What is counted as good in modern economics? To start with, most policymakers prioritise GDP growth, or perhaps growth in productivity, given their role in driving material prosperity and creating jobs. Increasing quantities of goods and services produced by a growing economy are part of the result. But it is surely rather short-sighted to assign ‘good’ only to the material aspects of production. Some ecological economists argue that the priority given to continuous growth in economic output are so damaging to planetary ecosystems and resources that we should aim for something like zero growth, or even ‘degrowth’. From their perspective, continued increases in GDP are ultimately unsustainable, and a radically different kind of economy is the required response. Space should be made for the poorest countries to grow, but the richest should radically change tack. Continue reading →
This is the third and final post inspired by Vince Cable’s new book Money and Power, following discussions on the making of history and the keys to successful development. Today I take as my point of departure a quote from the concluding chapter to the book (p.345-6):

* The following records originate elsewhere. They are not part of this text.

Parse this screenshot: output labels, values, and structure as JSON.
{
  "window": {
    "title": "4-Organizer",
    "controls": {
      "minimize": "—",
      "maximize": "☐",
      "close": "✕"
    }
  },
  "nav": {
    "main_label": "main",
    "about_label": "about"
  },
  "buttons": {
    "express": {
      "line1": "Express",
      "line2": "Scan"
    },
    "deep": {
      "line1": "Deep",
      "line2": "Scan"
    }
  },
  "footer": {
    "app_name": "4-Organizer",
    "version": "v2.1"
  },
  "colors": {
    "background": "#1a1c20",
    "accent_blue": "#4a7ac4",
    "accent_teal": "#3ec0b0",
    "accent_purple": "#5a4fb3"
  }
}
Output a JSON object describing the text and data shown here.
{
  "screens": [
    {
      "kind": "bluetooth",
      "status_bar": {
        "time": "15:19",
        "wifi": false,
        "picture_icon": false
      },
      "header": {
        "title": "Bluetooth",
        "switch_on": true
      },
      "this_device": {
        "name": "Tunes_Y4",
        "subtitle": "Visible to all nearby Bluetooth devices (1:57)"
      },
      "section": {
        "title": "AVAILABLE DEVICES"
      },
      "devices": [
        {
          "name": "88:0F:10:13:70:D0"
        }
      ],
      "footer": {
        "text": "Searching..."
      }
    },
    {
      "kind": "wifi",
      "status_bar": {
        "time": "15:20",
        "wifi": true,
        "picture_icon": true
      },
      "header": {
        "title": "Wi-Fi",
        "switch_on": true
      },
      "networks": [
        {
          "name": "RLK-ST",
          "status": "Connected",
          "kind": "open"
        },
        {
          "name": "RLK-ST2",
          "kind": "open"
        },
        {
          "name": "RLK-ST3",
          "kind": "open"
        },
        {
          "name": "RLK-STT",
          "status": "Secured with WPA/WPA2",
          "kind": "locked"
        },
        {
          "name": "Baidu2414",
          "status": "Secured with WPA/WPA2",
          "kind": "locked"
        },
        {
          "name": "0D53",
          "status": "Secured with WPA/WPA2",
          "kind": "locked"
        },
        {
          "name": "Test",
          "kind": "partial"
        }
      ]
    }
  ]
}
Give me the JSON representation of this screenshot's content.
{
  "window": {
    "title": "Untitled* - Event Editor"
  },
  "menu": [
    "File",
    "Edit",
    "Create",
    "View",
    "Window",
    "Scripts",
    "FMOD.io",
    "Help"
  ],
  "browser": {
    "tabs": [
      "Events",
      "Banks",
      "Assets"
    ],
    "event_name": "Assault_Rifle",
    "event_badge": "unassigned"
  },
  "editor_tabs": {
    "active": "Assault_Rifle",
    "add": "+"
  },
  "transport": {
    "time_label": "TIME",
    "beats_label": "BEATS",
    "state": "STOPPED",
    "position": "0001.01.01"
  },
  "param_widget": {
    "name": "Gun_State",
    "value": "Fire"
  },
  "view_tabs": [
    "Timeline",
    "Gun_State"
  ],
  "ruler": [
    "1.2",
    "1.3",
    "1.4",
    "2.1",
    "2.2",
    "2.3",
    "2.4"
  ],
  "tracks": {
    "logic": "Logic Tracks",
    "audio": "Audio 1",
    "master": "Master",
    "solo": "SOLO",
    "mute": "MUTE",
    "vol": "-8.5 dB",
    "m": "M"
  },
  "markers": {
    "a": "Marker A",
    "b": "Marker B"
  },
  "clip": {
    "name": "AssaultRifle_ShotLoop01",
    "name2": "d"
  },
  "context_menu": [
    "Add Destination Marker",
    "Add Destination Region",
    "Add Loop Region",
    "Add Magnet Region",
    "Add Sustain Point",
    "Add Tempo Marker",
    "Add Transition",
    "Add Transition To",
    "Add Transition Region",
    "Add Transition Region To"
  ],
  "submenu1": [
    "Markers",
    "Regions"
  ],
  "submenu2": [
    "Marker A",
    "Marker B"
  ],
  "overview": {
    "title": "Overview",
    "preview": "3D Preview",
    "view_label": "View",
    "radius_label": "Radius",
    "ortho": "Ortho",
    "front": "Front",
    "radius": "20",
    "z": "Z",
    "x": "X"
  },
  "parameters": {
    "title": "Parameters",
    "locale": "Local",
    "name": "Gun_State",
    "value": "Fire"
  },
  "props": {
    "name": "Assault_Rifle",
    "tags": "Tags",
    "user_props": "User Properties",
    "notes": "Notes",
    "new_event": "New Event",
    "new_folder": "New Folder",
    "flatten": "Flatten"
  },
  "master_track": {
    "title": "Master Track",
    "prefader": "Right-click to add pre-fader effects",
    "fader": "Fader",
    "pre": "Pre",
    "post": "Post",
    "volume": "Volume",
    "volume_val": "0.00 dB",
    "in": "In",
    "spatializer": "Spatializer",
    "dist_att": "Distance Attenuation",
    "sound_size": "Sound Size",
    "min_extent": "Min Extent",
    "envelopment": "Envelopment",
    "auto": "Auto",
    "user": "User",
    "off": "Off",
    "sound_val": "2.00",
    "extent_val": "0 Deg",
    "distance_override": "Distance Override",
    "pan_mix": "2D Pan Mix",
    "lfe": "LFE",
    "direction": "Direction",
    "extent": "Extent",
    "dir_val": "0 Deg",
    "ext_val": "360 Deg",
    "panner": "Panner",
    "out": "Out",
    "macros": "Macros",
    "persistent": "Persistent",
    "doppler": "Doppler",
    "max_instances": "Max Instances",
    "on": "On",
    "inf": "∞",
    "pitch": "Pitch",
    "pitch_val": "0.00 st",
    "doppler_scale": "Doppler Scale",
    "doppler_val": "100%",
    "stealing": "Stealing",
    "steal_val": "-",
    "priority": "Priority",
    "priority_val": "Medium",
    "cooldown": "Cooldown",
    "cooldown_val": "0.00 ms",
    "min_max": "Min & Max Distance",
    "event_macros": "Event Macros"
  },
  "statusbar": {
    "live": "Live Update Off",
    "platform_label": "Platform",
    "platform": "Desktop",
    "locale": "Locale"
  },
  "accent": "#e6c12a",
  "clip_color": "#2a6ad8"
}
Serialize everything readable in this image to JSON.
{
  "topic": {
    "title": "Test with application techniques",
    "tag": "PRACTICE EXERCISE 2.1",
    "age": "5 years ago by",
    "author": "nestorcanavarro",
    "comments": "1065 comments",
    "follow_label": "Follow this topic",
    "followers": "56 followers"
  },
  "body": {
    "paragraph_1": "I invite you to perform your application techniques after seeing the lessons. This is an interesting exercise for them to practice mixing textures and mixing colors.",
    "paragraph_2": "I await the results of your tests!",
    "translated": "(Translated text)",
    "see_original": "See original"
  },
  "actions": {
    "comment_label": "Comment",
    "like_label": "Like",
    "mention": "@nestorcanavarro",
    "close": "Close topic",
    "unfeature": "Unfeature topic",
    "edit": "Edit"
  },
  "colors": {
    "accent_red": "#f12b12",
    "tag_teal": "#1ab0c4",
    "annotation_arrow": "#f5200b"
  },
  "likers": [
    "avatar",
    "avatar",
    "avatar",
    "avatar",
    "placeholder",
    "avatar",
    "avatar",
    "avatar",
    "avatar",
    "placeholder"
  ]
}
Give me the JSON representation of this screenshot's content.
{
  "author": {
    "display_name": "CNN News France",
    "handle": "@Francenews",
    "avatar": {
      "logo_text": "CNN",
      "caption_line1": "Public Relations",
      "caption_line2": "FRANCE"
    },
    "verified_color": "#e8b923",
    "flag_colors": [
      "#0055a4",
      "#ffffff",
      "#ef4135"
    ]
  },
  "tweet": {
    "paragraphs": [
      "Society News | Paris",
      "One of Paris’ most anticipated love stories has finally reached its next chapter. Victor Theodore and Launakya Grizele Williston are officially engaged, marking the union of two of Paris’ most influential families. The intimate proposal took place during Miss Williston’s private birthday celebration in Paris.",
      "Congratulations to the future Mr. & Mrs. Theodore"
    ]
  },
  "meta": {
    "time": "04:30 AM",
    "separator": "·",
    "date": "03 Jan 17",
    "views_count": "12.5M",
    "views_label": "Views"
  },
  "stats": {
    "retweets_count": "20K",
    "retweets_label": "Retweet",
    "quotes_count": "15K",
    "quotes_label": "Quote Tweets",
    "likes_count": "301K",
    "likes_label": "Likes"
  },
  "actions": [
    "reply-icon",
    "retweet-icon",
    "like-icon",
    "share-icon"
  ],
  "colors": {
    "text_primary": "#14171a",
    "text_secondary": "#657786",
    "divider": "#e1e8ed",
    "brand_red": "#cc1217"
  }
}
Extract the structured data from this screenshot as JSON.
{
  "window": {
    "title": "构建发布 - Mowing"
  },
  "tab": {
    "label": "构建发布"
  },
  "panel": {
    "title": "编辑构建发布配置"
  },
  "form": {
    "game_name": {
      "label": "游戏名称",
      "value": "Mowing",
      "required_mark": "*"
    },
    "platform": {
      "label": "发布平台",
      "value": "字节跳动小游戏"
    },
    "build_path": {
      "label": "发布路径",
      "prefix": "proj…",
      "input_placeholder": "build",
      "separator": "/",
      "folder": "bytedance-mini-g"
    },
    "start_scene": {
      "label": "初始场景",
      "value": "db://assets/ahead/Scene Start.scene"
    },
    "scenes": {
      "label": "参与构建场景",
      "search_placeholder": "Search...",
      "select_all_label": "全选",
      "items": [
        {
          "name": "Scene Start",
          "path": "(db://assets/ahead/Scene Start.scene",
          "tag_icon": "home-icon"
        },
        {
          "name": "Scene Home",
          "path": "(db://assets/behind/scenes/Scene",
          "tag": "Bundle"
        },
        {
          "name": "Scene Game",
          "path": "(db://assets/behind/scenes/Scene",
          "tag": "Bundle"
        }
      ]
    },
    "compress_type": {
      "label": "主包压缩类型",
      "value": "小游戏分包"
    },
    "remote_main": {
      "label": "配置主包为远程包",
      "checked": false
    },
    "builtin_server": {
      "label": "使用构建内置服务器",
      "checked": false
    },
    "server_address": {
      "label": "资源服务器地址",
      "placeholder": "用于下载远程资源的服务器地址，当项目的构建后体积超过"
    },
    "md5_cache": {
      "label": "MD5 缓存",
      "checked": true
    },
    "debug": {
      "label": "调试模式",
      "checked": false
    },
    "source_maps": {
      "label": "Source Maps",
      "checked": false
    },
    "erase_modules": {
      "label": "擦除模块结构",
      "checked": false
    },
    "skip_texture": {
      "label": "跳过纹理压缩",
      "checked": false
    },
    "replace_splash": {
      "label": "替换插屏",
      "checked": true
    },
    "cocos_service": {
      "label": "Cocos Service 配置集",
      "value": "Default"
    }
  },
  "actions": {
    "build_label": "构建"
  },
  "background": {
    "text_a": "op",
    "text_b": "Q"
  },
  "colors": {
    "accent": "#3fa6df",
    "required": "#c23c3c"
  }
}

“It is tempting to look for a big picture and in particular a pattern of success or failure. If there is a big picture, it is probably around the attraction of hybrids. Planned socialist economies have moved towards markets, pragmatically and gradually or in a ‘big bang’. State capitalism has become a distinct and seemingly successful model not just in China but in many emerging economies such as Korea’s. Capitalist economies have tried to blend competitive markets and a strong state with welfare and public goods: the German model from Bismarck to post-Erhard Christian Democracy, Roosevelt’s American liberalism (while it lasted) and Nordic social democracy. Lee’s Singapore is perhaps an extreme example of how a powerful and effective state can coexist with an open market economy, and succeed (though there are some obvious failures like the attempts at reformed communism in Eastern Europe). Despite attempts to shift the balance, as in the Thatcher and Reagan years, such hybrids seem to have proved more durable, politically and economically, than purer models.”
Cambridge economist Ha-Joon Chang frequently makes the case for the priority which should be given to a pluralist social science of political economy rather than a ‘pure’ (neoclassical) economics and its pretensions to be more like a natural science.
Political economy, a branch of the study of man in society, an interdisciplinary social science, incorporating the economic, social, political, ethical and even philosophical, can often provide us with richer insights than are on offer from modern mainstream economics alone.
That is not to say that we should ignore the arguments of neoclassical thinking. Economics, the ‘science of rational choice’, as it is sometimes defined these days, does tell us that individuals respond to incentives: change the incentives and our behaviour may change. But it tends to neglect much that I have just mentioned in its quest to be scientific, and therefore somehow apolitical and asocial. It also tends to lack an awareness of its own methodology and how this has evolved in ways shaped by economic and social history.
Along this vein is another insightful quote from Chang’s Economics: The User’s Guide, (p. 393-6), which takes to task economics’ pretension to be apolitical: Continue reading →